▶ **Problem description**
In the records below, some lines hold the word "your". Copy each of those lines.

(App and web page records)
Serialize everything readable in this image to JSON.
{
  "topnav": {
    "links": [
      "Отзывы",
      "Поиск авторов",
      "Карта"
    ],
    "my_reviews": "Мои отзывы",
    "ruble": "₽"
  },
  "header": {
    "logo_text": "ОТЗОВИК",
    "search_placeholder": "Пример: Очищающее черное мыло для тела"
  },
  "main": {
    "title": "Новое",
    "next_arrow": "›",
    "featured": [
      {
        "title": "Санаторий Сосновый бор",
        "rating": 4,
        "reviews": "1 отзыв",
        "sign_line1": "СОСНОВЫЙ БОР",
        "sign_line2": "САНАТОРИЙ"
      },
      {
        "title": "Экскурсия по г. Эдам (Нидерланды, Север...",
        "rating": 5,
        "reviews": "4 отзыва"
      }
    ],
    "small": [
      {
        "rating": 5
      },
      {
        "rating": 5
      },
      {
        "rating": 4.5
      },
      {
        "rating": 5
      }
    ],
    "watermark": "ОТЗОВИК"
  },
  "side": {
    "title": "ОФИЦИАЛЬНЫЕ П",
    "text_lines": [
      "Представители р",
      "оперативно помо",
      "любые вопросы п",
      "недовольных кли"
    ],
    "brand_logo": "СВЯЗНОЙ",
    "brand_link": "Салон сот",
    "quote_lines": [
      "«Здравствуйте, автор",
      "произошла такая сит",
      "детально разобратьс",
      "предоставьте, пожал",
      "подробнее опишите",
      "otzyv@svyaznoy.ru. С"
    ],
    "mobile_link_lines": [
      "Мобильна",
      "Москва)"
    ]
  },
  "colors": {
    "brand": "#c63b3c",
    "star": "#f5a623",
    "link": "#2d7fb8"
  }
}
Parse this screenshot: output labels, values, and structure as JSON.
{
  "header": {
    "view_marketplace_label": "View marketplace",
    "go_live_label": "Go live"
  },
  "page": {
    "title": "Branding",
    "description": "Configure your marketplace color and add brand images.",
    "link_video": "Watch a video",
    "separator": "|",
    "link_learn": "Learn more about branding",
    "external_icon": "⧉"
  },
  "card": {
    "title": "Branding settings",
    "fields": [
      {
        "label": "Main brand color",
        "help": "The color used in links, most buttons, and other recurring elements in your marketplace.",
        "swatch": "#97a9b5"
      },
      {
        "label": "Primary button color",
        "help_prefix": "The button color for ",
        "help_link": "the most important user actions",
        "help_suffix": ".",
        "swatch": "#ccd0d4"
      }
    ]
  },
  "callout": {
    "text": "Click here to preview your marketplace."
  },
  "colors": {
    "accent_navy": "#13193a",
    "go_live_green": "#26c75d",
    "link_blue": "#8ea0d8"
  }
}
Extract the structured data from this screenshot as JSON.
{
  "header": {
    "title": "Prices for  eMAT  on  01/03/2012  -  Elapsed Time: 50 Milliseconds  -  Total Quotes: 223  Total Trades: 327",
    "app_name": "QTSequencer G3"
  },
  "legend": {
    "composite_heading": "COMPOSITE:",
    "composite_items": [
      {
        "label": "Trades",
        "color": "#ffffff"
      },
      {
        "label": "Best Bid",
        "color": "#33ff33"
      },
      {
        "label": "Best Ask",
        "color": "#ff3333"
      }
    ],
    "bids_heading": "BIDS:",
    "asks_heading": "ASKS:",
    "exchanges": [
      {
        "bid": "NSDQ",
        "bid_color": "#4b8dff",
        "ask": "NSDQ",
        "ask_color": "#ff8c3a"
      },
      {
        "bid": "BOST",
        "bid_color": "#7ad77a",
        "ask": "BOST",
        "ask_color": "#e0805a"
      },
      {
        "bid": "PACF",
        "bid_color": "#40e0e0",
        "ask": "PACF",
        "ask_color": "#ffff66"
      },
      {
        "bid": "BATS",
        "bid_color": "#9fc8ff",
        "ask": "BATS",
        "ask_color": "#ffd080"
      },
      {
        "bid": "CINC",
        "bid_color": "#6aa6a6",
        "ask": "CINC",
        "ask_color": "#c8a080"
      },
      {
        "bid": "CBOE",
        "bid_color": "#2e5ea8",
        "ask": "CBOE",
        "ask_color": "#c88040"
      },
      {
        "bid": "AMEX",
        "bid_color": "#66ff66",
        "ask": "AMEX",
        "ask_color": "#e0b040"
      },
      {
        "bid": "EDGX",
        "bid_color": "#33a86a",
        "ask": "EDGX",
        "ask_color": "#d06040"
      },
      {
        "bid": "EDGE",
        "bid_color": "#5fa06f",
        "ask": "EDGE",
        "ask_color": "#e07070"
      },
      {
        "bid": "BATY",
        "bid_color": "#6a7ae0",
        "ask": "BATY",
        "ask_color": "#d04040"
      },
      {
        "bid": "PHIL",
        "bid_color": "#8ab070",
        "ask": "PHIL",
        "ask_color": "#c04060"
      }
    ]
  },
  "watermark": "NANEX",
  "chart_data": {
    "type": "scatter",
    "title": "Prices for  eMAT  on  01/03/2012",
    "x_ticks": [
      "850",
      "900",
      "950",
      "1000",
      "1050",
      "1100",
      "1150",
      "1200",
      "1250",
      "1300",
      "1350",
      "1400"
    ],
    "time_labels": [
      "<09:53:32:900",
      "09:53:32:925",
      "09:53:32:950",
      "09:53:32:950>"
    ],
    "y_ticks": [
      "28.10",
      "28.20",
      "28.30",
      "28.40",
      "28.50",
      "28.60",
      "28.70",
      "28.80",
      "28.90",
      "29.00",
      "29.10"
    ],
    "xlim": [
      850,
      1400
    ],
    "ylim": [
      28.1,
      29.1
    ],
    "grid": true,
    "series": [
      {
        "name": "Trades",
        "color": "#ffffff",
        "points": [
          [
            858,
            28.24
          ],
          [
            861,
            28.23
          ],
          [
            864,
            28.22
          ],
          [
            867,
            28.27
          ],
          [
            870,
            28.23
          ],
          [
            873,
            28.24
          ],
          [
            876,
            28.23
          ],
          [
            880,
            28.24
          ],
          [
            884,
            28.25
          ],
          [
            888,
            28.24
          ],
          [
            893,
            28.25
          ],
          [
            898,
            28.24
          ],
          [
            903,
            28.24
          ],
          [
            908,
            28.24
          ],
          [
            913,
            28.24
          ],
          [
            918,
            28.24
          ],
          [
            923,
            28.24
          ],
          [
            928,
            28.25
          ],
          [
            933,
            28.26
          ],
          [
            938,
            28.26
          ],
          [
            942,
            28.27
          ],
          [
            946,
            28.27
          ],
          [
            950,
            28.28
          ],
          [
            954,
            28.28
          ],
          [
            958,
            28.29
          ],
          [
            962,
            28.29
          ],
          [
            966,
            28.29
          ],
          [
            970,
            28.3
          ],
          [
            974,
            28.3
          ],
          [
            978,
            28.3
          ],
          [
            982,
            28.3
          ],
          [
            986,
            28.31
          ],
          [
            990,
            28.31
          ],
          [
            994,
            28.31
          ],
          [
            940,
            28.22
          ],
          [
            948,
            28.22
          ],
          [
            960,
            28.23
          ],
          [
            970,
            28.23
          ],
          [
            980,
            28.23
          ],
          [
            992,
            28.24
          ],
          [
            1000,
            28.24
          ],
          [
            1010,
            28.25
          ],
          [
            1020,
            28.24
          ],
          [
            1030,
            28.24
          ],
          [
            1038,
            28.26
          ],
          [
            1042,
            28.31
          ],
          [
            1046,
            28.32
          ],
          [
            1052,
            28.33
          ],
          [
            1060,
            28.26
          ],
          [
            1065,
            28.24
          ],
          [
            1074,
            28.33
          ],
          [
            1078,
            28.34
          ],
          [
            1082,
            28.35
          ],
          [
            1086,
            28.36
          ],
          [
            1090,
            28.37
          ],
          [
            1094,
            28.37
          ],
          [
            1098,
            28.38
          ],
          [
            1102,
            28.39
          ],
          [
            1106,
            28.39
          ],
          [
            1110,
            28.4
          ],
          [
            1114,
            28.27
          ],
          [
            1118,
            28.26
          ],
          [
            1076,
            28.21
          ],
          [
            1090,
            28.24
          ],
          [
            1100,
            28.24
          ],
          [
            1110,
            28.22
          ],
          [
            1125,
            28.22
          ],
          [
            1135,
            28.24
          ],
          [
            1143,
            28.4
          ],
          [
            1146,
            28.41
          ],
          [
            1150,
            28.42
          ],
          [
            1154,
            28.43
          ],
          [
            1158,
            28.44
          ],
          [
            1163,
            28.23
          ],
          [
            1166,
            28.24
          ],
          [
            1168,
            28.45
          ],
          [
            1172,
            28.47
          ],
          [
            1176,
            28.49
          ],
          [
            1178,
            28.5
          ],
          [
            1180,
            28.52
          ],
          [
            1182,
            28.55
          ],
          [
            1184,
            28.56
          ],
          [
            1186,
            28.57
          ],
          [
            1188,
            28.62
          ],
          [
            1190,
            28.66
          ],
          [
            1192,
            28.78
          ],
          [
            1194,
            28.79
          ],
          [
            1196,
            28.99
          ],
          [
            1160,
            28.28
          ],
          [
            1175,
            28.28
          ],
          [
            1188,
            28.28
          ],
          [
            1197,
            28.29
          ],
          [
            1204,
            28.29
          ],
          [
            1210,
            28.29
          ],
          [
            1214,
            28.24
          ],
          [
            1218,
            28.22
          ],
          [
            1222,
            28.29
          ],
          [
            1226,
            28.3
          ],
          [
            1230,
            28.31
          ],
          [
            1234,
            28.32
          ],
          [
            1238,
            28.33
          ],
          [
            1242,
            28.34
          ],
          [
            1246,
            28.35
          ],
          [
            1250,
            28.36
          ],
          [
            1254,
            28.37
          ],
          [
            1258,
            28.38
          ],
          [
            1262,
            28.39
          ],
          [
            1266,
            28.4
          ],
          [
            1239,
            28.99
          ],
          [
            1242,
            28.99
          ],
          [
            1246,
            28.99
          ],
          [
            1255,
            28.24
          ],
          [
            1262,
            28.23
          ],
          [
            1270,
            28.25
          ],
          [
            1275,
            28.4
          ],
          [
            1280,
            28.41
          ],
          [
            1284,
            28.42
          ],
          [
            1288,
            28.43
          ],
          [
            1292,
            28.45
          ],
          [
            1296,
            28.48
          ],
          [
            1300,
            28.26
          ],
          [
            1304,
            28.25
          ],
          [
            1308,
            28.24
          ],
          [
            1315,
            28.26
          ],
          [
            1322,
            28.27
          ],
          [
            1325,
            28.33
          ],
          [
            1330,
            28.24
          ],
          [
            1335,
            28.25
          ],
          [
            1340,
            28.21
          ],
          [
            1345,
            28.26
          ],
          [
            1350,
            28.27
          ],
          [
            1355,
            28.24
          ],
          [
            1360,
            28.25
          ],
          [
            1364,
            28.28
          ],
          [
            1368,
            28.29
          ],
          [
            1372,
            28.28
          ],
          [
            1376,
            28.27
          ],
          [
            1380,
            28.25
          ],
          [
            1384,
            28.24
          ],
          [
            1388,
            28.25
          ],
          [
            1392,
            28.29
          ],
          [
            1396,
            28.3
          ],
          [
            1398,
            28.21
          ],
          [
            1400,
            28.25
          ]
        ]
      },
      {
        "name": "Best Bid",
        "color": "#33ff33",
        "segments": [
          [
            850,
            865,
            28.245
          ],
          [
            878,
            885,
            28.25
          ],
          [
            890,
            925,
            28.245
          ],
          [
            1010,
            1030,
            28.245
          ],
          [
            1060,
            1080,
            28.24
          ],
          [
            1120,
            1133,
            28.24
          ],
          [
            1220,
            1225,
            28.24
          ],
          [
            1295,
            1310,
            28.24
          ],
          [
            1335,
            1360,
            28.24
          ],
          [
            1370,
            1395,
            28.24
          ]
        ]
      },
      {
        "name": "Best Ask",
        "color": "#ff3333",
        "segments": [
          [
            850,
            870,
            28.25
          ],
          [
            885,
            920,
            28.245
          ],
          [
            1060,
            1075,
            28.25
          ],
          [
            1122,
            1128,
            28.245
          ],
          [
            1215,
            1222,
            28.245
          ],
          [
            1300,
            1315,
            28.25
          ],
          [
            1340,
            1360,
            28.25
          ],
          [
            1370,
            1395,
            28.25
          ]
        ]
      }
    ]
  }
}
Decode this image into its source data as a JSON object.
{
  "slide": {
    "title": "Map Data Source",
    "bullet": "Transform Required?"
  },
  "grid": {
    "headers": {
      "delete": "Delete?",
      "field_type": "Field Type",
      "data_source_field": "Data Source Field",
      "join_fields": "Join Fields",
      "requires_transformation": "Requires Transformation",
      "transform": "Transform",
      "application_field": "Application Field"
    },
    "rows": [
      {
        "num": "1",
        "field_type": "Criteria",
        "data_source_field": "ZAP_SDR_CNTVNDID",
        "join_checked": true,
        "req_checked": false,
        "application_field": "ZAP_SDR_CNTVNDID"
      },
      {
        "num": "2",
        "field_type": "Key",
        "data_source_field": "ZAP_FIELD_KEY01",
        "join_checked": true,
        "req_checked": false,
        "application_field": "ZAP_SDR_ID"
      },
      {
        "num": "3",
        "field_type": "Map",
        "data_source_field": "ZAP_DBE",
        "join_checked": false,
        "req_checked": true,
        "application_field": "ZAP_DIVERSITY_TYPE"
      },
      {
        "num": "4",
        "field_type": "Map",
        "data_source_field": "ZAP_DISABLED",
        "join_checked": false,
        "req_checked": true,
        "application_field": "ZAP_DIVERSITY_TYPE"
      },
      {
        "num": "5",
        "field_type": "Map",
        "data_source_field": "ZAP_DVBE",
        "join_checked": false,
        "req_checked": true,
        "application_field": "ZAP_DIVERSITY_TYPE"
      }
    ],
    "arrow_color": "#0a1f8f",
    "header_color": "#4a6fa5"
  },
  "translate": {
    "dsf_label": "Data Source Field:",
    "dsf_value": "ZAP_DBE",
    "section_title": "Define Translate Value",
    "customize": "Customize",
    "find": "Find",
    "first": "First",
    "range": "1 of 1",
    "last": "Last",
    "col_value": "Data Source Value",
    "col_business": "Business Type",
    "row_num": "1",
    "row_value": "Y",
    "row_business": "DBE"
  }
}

▶ **Solution to the problem**
    "description": "Configure your marketplace color and add brand images.",
        "help": "The color used in links, most buttons, and other recurring elements in your marketplace.",
    "text": "Click here to preview your marketplace."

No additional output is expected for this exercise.